If you have been struggling with digestive problems, you may be wondering if you have IBS or IBD. It can be difficult to tell the two conditions apart, but there are some key differences. In this article, we will discuss the differences between IBS and IBD, including their symptoms, causes, and treatment options.
What is IBS?
Let's start by looking at IBS. IBS, or irritable bowel syndrome, is a chronic condition that affects the digestive system. If you have IBS, you'll most likely experience a combination of abdominal pain, cramping, bloating, gas, diarrhea, and constipation, but different people experience different sets of symptoms. Having to deal with IBS can be a very frustrating, annoying, and uncomfortable experience, but it's not a life-threatening condition and your symptoms can often be managed with lifestyle changes and medication.
What is IBD?
Now let's take a look at IBD. IBD, or inflammatory bowel disease, is also a chronic condition that affects the digestive system. However, it is more serious than IBS and can be life-threatening. IBD is characterized by inflammation of the intestines, which can lead to abdominal pain, cramping, bloating, gas, diarrhea, and constipation. While that sounds almost exactly like IBS, IBD can also cause you to lose weight, feel fatigued, and develop seemingly random fevers. Treatment often includes medication, surgery, and lifestyle changes.
Who is at risk for IBS and IBD?
There are a few risk factors that can increase your chances of developing IBS or IBD. These include:

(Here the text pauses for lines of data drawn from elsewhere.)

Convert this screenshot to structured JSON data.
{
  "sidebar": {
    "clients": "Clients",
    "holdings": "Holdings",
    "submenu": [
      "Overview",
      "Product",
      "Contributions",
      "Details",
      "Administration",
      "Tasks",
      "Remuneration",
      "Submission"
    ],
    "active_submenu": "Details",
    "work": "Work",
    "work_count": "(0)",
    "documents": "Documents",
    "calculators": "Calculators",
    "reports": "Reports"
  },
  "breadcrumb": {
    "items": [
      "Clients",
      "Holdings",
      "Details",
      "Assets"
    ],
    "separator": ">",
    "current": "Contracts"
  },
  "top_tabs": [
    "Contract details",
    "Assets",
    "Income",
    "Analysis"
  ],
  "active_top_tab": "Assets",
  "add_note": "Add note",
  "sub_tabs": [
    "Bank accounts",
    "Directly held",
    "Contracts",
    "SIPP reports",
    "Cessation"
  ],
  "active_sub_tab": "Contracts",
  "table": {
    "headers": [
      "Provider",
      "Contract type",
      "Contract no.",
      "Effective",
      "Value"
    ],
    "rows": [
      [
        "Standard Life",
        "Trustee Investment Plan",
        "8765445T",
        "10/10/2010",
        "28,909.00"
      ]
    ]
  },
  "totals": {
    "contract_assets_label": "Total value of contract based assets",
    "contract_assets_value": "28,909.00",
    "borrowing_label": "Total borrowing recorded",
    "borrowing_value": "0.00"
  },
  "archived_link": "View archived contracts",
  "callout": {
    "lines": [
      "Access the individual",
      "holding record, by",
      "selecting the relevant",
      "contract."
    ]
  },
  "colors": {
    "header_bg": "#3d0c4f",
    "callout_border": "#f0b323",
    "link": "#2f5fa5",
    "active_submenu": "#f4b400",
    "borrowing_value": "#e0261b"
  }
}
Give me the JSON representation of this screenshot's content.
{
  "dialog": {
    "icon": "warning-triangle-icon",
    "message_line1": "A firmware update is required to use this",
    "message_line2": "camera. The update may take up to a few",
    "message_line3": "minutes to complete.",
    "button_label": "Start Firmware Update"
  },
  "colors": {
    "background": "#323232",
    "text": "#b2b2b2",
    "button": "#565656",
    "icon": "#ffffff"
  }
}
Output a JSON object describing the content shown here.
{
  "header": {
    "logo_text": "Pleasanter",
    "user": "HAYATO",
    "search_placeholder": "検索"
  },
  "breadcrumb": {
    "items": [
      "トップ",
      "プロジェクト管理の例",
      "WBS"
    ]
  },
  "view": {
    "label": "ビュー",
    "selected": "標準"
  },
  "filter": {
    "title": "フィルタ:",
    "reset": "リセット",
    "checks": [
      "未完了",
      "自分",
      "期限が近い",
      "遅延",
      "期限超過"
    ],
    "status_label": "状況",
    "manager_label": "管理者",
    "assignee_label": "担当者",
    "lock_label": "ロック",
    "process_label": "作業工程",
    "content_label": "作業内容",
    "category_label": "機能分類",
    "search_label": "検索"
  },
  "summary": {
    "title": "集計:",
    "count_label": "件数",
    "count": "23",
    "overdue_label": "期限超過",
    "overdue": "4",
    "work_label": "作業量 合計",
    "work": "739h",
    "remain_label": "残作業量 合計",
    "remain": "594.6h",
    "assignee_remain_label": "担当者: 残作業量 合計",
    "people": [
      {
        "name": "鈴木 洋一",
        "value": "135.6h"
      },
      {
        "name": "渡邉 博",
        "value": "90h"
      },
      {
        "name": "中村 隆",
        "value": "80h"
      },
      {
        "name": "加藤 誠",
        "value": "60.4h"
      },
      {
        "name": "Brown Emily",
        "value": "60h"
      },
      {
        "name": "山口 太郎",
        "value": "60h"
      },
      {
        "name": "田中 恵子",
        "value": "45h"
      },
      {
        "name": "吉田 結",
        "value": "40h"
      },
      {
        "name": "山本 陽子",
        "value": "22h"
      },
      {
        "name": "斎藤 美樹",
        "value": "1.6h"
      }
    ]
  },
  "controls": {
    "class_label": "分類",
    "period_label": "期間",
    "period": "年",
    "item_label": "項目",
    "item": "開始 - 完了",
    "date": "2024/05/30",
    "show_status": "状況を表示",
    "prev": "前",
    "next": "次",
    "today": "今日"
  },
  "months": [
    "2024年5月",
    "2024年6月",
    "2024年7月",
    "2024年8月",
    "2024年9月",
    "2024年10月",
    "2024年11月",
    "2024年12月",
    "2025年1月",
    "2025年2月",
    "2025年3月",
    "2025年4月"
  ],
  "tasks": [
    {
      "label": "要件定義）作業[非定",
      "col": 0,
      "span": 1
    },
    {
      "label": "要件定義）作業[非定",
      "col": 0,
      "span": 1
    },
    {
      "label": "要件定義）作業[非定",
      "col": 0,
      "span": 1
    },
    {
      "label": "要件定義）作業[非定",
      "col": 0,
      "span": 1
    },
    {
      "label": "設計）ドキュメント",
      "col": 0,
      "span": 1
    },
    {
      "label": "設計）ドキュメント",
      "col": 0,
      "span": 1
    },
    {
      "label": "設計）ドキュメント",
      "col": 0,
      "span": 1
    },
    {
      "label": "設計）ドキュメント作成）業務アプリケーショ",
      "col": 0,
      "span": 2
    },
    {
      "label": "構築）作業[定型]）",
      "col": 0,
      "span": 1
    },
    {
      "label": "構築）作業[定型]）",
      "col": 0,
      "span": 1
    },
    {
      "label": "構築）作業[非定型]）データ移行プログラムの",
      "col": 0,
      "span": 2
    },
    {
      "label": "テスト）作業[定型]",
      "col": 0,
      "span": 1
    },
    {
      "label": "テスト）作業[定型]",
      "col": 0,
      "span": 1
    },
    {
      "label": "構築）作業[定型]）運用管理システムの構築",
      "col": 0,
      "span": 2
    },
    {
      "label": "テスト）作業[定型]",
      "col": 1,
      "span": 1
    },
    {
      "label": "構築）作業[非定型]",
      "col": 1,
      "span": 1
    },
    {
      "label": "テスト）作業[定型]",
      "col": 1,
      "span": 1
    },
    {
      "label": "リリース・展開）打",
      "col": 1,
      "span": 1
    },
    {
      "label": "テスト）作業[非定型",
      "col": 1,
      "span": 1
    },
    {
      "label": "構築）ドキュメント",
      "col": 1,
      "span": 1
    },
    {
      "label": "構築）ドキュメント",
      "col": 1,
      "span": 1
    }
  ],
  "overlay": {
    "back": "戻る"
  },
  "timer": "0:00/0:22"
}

- Family history: If you have a family member with IBS or IBD, you are more likely to develop the condition.
- Location: IBD tends to be more common in temperate climates while IBS is prevalent internationally.
- Gender: Women are more likely to develop IBS, while IBD affects men and women equally
- Stress: Stress can trigger IBS symptoms and may also play a role in the development of IBD.
What causes IBS and IBD?
The exact cause of IBS is unknown, but it is thought to be related to a combination of psychological and physical factors. These may include stress, anxiety, hormonal changes, food sensitivities, and a malfunctioning digestive system.
Unfortunately, IBD is no different as the cause is also unknown, but it is thought to be related to an abnormal immune response. This may be due to a combination of genetic and environmental factors.
Treatment options for IBS and IBD
There is no cure for IBS or IBD, but there are treatments that can help to manage the symptoms. For IBS, these may include lifestyle changes, such as stress management and dietary modifications, as well as medication. You'll need to work with your gastroenterologist to develop a personalized care plan.
For IBD, treatment often includes medication, surgery, and lifestyle changes. The type of treatment will depend on the severity of the disease and the individual's symptoms. Medication may include anti-inflammatories, immunosuppressants, corticosteroids, and biologics. Your gastroenterologist may also recommend receiving medications through an infusion. Surgery may be an option for people with IBD who do not respond to medication or have a complication such as a blockage in the intestines.
The differences between IBS and IBD
Now that you know a little bit about IBS and IBD, let's recap the key differences between these two conditions:
- IBS is not a life-threatening condition, while IBD can be.
- IBS is characterized by abdominal pain, cramping, bloating, gas, diarrhea, and constipation, but varies from person to person.
- IBD is characterized by inflammation of the intestines, which can lead to abdominal pain, cramping, bloating, gas, diarrhea, and constipation.
- IBS affects women more than men, while IBD affects both genders equally.
- IBS is commonly experienced everywhere while IBD is more common in temperate climates.
- IBS can often be managed with lifestyle changes and medication.
- IBD often requires medication, surgery, and lifestyle changes.
Northeast Digestive can help
If you think you may have IBS or IBD, it's important to see a gastroenterologist so they can make a diagnosis and develop a treatment plan that's right for you. To learn more about these conditions and the best treatment options for you, reach out to the experts at Northeast Digestive. We'll be happy to answer any of your questions and help you take control of your digestive health.